Are you tired of having the option of only one cable Internet provider and needing to pay $49.95 a month for services? There's no other choice for many homes in the country, but yesterday's ruling by a San Francisco court could change this, increasing cable Internet competition and bringing lower prices. Eventually.

A U.S. Court of Appeals ruled against the Federal Communications Commission (FCC) and its plan to allow cable companies to exclude competition from cable networks. The new ruling demands that cable operators allow competitors on their networks, something many Internet service providers (ISP), including Earthlink (NASDAQ:ELNK), have long sought.

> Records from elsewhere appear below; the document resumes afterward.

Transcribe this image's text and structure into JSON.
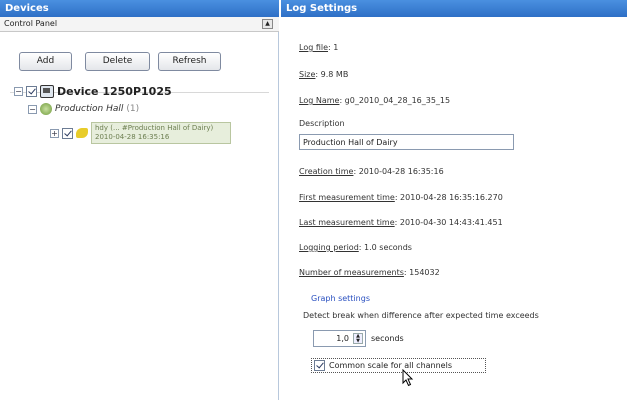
{
  "left_panel": {
    "title": "Devices",
    "combo": "Control Panel",
    "buttons": {
      "add": "Add",
      "delete": "Delete",
      "refresh": "Refresh"
    },
    "tree": {
      "device": "Device 1250P1025",
      "hall": "Production Hall",
      "hall_count": "(1)",
      "log_line1": "hdy (... #Production Hall of Dairy)",
      "log_line2": "2010-04-28 16:35:16"
    }
  },
  "right_panel": {
    "title": "Log Settings",
    "log_file_label": "Log file",
    "log_file_value": ": 1",
    "size_label": "Size",
    "size_value": ": 9.8 MB",
    "log_name_label": "Log Name",
    "log_name_value": ": g0_2010_04_28_16_35_15",
    "description_label": "Description",
    "description_value": "Production Hall of Dairy",
    "creation_time_label": "Creation time",
    "creation_time_value": ": 2010-04-28 16:35:16",
    "first_measurement_label": "First measurement time",
    "first_measurement_value": ": 2010-04-28 16:35:16.270",
    "last_measurement_label": "Last measurement time",
    "last_measurement_value": ": 2010-04-30 14:43:41.451",
    "logging_period_label": "Logging period",
    "logging_period_value": ": 1.0 seconds",
    "num_measurements_label": "Number of measurements",
    "num_measurements_value": ": 154032",
    "graph_settings": "Graph settings",
    "detect_break_text": "Detect break when difference after expected time exceeds",
    "threshold_value": "1,0",
    "threshold_unit": "seconds",
    "common_scale_label": "Common scale for all channels"
  }
}
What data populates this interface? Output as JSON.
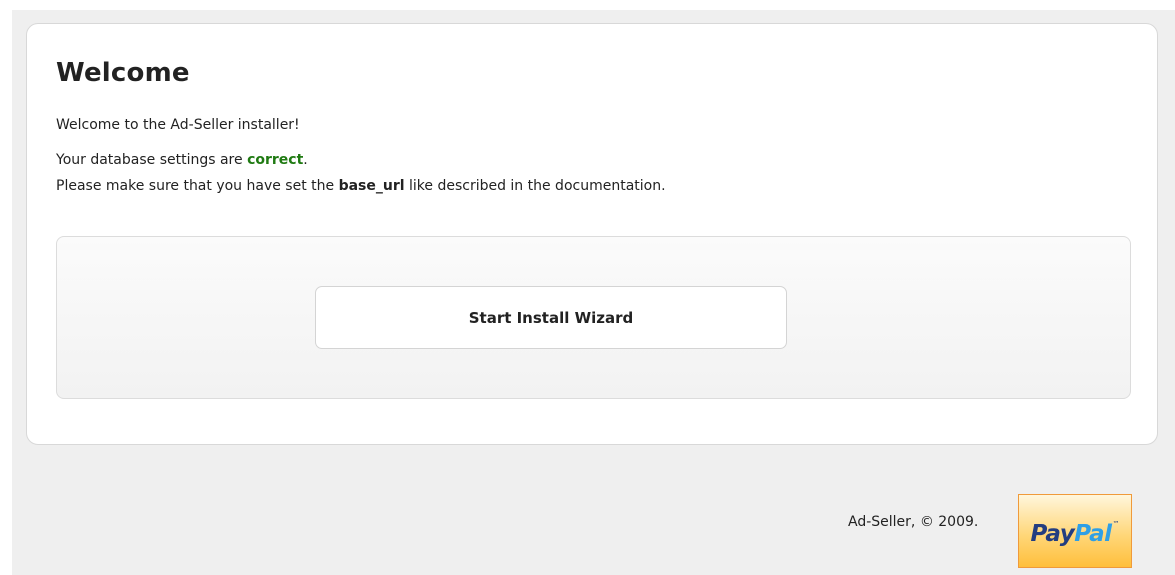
{
  "main": {
    "title": "Welcome",
    "intro": "Welcome to the Ad-Seller installer!",
    "db_status_prefix": "Your database settings are ",
    "db_status_value": "correct",
    "db_status_suffix": ".",
    "base_url_prefix": "Please make sure that you have set the ",
    "base_url_key": "base_url",
    "base_url_suffix": " like described in the documentation.",
    "wizard_button_label": "Start Install Wizard"
  },
  "footer": {
    "copyright": "Ad-Seller, © 2009.",
    "paypal_pay": "Pay",
    "paypal_pal": "Pal",
    "paypal_tm": "™"
  },
  "colors": {
    "status_ok": "#1f7a12",
    "paypal_dark_blue": "#233d80",
    "paypal_light_blue": "#2e9fe6",
    "paypal_border": "#f09a3a"
  }
}
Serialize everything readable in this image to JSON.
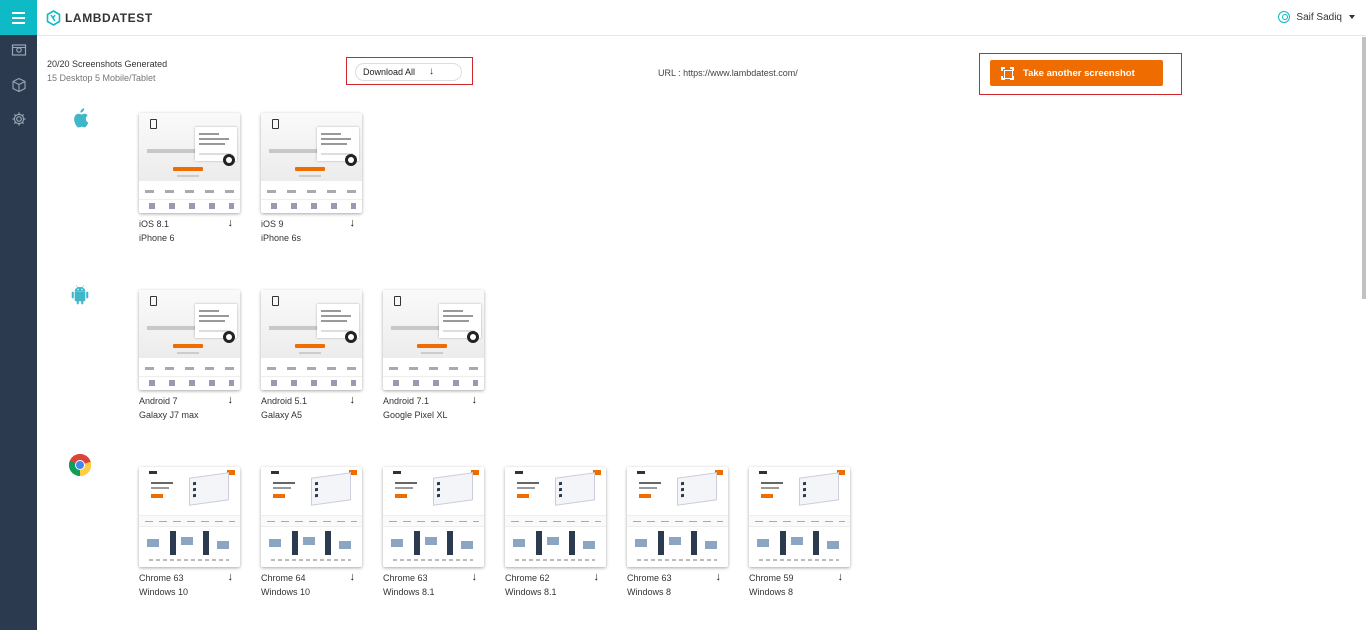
{
  "app": {
    "brand": "LAMBDATEST",
    "user_name": "Saif Sadiq"
  },
  "sidebar": {
    "items": [
      {
        "name": "menu",
        "icon": "menu-icon"
      },
      {
        "name": "screenshots",
        "icon": "screenshot-icon"
      },
      {
        "name": "box",
        "icon": "box-icon"
      },
      {
        "name": "settings",
        "icon": "gear-icon"
      }
    ]
  },
  "toolbar": {
    "generated": "20/20 Screenshots Generated",
    "breakdown": "15 Desktop 5 Mobile/Tablet",
    "download_all": "Download All",
    "download_arrow": "↓",
    "url": "URL : https://www.lambdatest.com/",
    "take_another": "Take another screenshot"
  },
  "colors": {
    "accent": "#0ebac5",
    "sidebar": "#2b3a4e",
    "cta": "#ef6c00",
    "highlight": "#d0262d"
  },
  "groups": [
    {
      "os": "ios",
      "icon": "apple-icon",
      "shots": [
        {
          "line1": "iOS 8.1",
          "line2": "iPhone 6"
        },
        {
          "line1": "iOS 9",
          "line2": "iPhone 6s"
        }
      ]
    },
    {
      "os": "android",
      "icon": "android-icon",
      "shots": [
        {
          "line1": "Android 7",
          "line2": "Galaxy J7 max"
        },
        {
          "line1": "Android 5.1",
          "line2": "Galaxy A5"
        },
        {
          "line1": "Android 7.1",
          "line2": "Google Pixel XL"
        }
      ]
    },
    {
      "os": "chrome",
      "icon": "chrome-icon",
      "shots": [
        {
          "line1": "Chrome 63",
          "line2": "Windows 10"
        },
        {
          "line1": "Chrome 64",
          "line2": "Windows 10"
        },
        {
          "line1": "Chrome 63",
          "line2": "Windows 8.1"
        },
        {
          "line1": "Chrome 62",
          "line2": "Windows 8.1"
        },
        {
          "line1": "Chrome 63",
          "line2": "Windows 8"
        },
        {
          "line1": "Chrome 59",
          "line2": "Windows 8"
        }
      ]
    }
  ]
}
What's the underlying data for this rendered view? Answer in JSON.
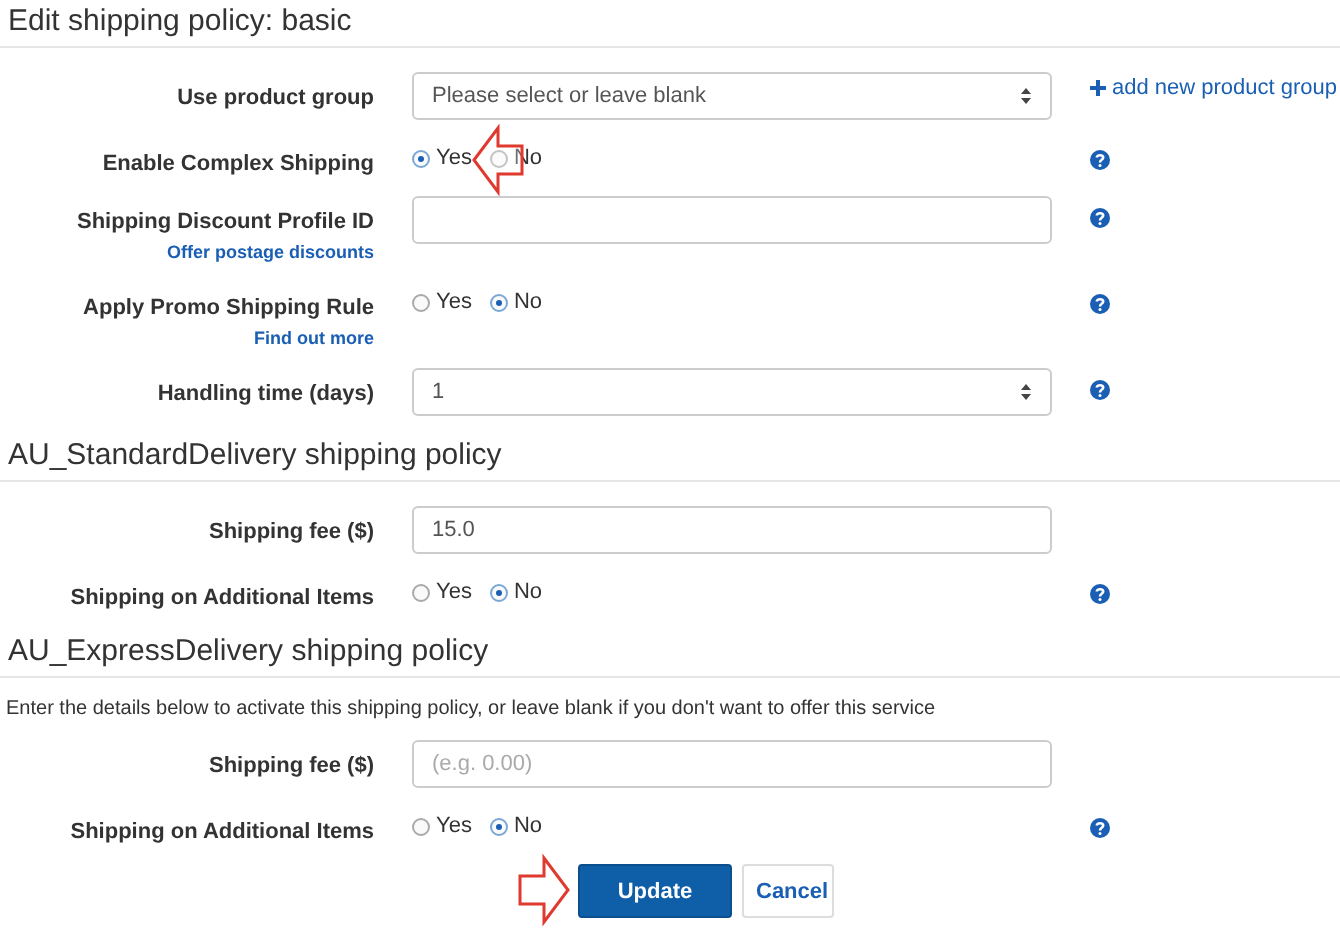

Five companies control 75% of the cable Internet subscribers in the country. That doesn't sound anti-competitive until you realize that, in most cases, consumers had no choice but to go with one of the five and no other. Much like past telecommunications rulings, opening lines to competitors would introduce lower prices along with additional choices.

The FCC is not trying to prevent this out of cruelty. Its argument for keeping cable lines in the hands of owners is simple (if unproven): It believes exclusivity encourages more spending for cable buildout and network enhancement. If competitors are allowed access, the FCC argues, cable owners are less likely to spend money on networks.

Thing is, this argument has at least one big hole. Even if a cable company allows competitors on its network, it will maintain the network just the same to keep and increase customers. Competitors will pay the cable owner for usage, and providing consumers a choice in service providers should bring additional subscribers to the fold.

The country's largest cable provider, Comcast (NASDAQ:CMCSA), already allows six competitors -- including AOL Time Warner (NYSE:AOL) -- on its network in some markets. Time Warner also shares some of its cable.

Changes will not come about -- not by law -- anytime soon, however, because the FCC vows to appeal yesterday's decision, saying the ruling damages the country's ability to develop a nationwide broadband policy. Additionally, the FCC is not required to enforce a ruling if it deems it more harmful than beneficial, and in this case it does.

Legalities aside, yesterday's ruling is a positive public relations step for ISPs seeking access to cable, and it may encourage cable owners to start accepting more competitors, setting up their own partnerships rather than risk being told later what to do.

According to Leichtman Research Group, the largest cable Internet operators are Comcast with 4 million cable modem subs as of March 30; AOL Time Warner, 2.6 million; Cox (NYSE:COX), 1.6 million; Charter (NASDAQ:CHTR), 1.3 million; and Cablevision (NYSE:CVC), 850,000.